U.S. can ill afford to focus on other nations' problems

Rand Berke /


American exceptionalism posits that the United States is unique, with a hint of qualitatively better, compared to other countries. This sense of distinctiveness has been used as a unifying force to inspire our nation in challenging times.

The term is often infused with Manifest Destiny, the iconic notion fostered throughout the 19th and 20th centuries that the United States is “predetermined” to expand westward and beyond. These two visions of America have, at times, been revisited to justify military and ideological interventions toward other nations. And so here we are with Syria.

Our current administration, while previously promoting a “new” foreign policy, now rails, with moral outrage, against Syria's unconscionable use of chemical weapons. While one could argue the fine points of government intelligence and geopolitics, there is a more worthwhile discussion if we examine exceptionalism and destiny against current events.

No one can doubt the power amassed through the United States' natural resources, technological ingenuity and fundamental ideologies — the Constitution, Bill of Rights, free markets, a land of opportunity.

The diversity of our populace has contributed to a vibrant economic and civic discussion. Hence, why so many people from so many places flock to our shores to find prosperity. It would be a fool's proposition to argue that this hinders American greatness. Does all this make us exceptional or merely emphasize that the U.S. is a darn cool place to live?

Now to the question of destiny. Merriam-Webster defines destiny as “a predetermined course of events often held to be an irresistible power or agency.”

Some say God gave us this land and we must follow His plan. Others say we should develop strategies through human creation and ideals to bring peace. Regardless of one's stance on this contentious continuum, we grapple with how to use our stuff and what to do with our place in the world. Presently, as a nation, we are internally divided and, externally, we are ambiguous.

The situation in Syria is a glaring example of our current, confused approach to international relations. Should we use our “moral imperative” to warn Syria's President Bashar Assad against the use of chemical weapons by the use of air strikes? Does the U.S. have a position of ethical authority to rain violence on another nation's property and, possibly, its citizenry? The larger question is whether we are justified in a way that furthers the fundamental principles noted earlier in this letter. Are the Constitution and Bill of Rights adhered to and promoted? Would this action perpetuate free markets and opportunities for Americans?

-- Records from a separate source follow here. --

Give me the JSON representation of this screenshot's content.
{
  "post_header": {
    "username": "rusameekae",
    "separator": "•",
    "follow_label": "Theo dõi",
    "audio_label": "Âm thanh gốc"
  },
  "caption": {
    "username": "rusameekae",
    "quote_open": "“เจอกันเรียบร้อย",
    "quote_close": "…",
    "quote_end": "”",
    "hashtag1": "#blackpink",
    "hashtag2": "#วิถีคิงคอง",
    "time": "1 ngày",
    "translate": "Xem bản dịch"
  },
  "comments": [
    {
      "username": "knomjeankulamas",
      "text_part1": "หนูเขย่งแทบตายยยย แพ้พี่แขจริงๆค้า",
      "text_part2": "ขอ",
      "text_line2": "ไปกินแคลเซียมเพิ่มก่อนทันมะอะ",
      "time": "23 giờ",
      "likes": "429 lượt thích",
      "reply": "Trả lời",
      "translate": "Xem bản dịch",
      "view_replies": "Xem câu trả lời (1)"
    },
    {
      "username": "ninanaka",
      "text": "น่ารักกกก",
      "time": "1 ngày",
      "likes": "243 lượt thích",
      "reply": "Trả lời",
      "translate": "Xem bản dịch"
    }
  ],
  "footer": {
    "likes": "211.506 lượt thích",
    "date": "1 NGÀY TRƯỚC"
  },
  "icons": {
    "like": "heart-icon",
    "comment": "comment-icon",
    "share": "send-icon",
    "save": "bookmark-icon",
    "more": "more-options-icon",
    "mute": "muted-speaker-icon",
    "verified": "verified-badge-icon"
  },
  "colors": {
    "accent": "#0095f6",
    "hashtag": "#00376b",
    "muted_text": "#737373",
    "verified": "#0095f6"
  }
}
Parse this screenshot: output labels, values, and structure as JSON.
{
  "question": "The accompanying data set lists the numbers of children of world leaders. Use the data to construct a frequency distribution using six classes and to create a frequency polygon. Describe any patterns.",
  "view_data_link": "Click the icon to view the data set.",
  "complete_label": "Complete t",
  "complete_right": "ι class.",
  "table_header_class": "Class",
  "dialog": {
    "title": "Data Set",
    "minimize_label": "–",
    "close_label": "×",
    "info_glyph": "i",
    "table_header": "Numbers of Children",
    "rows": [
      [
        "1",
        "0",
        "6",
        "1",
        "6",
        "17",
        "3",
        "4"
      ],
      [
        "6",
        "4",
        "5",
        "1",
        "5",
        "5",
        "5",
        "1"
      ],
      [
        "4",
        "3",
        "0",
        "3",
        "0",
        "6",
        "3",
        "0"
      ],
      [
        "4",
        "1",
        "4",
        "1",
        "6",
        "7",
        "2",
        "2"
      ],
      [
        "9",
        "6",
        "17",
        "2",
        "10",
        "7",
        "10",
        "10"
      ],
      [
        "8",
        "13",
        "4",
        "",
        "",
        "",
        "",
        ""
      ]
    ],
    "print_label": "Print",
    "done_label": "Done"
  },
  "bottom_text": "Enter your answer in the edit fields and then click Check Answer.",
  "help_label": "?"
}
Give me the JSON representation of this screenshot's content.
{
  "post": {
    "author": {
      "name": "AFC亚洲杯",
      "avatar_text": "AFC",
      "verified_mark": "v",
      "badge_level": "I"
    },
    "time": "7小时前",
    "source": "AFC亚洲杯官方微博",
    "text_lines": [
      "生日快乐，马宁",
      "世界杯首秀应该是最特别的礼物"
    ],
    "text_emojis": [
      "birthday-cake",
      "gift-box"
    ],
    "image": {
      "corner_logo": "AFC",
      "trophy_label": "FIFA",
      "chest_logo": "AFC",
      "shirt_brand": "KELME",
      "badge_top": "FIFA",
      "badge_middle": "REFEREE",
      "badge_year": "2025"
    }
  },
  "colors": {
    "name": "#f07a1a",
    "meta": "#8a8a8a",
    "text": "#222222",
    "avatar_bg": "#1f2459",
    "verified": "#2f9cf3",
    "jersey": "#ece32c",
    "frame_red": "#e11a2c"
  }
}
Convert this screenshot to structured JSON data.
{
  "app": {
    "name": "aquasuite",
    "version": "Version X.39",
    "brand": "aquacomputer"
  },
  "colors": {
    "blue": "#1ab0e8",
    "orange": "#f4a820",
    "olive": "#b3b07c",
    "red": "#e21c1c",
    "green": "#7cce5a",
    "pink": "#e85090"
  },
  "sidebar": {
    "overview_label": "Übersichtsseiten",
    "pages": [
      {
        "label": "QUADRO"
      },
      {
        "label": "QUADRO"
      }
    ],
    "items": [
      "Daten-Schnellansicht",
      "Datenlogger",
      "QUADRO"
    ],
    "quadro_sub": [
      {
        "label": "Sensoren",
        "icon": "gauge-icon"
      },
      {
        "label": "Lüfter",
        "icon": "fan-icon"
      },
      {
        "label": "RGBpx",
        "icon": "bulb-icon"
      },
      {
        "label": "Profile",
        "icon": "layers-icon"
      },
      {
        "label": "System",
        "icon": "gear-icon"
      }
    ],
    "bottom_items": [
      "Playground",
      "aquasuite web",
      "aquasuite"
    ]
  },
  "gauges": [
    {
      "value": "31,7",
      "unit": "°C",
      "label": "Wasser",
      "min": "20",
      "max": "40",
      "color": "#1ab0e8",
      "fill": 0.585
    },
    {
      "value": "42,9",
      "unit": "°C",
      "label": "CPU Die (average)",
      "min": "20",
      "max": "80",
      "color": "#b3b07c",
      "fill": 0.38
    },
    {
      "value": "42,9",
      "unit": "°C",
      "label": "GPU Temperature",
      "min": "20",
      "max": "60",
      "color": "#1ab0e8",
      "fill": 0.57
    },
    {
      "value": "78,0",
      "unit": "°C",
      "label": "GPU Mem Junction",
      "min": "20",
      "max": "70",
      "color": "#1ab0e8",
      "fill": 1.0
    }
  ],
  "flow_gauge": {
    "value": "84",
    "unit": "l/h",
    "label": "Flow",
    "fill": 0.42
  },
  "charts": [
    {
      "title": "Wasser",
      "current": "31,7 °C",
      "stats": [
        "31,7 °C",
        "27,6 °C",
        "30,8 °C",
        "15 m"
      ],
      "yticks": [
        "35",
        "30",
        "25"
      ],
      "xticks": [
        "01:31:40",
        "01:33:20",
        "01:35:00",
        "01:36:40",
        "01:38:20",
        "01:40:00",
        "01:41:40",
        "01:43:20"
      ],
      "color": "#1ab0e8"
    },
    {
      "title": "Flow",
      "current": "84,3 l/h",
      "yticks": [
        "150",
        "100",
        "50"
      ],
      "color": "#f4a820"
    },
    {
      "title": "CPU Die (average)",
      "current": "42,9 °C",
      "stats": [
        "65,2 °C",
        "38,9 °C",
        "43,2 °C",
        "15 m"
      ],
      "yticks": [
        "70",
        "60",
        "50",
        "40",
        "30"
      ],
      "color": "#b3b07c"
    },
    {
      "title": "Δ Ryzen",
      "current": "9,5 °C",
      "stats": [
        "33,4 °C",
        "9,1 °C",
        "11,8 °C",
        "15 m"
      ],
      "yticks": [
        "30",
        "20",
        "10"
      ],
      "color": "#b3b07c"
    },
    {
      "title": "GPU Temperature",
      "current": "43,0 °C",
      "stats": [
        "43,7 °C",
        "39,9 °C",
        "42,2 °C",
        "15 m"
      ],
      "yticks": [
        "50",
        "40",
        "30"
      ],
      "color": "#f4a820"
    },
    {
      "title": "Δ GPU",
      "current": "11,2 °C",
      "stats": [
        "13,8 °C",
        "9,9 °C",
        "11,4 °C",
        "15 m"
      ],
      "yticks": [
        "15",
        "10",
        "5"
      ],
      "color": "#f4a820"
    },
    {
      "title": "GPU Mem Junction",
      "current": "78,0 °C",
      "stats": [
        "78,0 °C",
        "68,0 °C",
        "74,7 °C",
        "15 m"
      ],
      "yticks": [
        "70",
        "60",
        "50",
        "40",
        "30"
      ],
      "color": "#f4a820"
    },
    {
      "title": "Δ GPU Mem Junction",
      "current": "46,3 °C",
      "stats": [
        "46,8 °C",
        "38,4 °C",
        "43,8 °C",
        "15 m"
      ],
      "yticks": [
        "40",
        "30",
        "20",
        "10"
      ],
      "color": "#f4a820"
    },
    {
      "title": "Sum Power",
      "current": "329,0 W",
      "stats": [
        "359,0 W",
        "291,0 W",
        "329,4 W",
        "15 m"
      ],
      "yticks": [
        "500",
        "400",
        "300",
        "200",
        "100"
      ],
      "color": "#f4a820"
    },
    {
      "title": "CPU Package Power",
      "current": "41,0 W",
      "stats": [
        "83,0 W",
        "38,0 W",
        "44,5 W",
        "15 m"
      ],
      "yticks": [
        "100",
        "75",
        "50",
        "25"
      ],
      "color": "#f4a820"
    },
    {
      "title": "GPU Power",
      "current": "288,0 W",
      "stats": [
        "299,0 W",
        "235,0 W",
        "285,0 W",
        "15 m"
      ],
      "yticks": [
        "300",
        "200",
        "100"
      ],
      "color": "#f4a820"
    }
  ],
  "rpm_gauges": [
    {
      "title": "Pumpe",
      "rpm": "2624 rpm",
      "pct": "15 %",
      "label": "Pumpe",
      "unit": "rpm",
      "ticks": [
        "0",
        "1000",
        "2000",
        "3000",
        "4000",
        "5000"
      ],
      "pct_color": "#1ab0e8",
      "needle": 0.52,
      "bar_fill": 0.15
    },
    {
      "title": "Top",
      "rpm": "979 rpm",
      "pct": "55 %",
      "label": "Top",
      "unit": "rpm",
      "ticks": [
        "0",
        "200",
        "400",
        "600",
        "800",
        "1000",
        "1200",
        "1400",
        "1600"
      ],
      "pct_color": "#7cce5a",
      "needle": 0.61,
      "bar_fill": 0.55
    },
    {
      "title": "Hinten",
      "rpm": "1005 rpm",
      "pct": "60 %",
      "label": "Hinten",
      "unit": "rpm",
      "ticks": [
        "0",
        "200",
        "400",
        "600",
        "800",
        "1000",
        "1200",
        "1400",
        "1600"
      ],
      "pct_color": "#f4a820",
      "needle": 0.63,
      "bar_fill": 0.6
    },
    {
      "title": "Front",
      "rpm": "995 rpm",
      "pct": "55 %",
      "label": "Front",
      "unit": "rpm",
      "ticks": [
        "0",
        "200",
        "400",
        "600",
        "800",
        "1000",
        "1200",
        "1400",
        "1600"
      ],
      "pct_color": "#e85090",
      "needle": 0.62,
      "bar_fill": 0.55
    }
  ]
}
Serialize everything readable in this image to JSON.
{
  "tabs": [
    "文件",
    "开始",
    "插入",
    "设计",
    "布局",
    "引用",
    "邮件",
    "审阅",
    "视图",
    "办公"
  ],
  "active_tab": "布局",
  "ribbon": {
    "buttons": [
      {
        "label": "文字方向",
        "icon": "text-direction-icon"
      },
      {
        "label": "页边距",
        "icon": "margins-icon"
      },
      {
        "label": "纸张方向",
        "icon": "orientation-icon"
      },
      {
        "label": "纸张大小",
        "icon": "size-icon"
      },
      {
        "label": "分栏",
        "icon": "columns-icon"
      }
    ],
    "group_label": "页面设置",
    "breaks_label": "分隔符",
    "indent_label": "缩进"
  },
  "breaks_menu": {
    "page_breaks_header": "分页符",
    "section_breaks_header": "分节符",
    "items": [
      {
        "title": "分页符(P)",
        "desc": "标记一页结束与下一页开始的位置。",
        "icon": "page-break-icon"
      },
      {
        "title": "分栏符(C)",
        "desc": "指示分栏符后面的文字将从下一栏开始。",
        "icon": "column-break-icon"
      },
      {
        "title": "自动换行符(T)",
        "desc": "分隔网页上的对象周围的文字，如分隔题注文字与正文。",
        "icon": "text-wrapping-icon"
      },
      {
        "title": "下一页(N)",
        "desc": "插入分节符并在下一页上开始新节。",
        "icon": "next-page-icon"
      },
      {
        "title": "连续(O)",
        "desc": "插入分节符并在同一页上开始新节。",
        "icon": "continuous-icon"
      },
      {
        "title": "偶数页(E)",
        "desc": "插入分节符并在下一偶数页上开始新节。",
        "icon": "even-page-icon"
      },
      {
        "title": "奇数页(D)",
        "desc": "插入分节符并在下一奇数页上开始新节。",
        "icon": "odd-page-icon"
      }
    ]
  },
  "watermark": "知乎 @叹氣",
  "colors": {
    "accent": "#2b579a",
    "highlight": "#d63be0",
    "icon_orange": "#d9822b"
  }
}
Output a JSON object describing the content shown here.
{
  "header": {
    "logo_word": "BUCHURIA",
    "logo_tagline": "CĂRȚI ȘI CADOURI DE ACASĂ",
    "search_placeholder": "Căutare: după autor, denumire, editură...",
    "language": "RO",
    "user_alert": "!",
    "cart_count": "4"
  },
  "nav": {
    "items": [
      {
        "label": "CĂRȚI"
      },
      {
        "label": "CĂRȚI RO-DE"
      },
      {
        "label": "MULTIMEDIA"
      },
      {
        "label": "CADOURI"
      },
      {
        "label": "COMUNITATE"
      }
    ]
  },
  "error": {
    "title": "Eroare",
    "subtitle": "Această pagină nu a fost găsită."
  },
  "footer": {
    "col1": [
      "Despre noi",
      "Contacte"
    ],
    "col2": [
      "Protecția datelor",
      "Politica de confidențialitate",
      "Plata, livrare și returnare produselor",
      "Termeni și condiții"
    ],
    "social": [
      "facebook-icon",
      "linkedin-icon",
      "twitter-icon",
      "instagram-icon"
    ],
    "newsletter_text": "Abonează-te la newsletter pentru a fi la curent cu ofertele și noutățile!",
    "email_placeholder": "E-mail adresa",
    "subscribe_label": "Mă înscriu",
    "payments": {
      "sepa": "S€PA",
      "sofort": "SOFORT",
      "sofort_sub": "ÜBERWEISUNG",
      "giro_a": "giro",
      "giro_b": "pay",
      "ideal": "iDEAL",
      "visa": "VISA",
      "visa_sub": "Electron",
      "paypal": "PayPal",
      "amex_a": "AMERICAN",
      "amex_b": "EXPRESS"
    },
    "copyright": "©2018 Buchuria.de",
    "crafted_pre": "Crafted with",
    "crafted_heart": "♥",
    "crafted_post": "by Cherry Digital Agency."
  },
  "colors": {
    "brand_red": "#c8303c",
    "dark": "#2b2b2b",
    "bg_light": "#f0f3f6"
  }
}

This moment in history is another one of those “crossroads” we find ourselves in periodically. Will we re-evaluate and alter our decades-old interventionist policies or continue in them until we can no longer redress them at all? As our infrastructure crumbles, our schools deteriorate, our economy declines and our national spirit splinters, we must determine how we use our natural resources, technological ingenuity and national identity.

I would put forward that if we go ahead with strikes on Syria, “tailored” or not, our standing on the world stage will continue to diminish and we, as a nation, will grow weary and confused. If we still can put our money where our mouth is, it is imperative that we consider how we speak in a world vastly changed from our earlier, unlimited past. We do have limits now. They can guide us to a different but energetic prosperity or they can cave around us as we refuse to alter our national vision.

The United States of America cries out for leadership that replaces the same old thing with bold plans to reinvent our international place while reinvigorating a job-bare economy. It is time to care for our families and communities again with solutions backed with dollars. We simply cannot afford to care for other nations' problems while our own nation slides into the mire.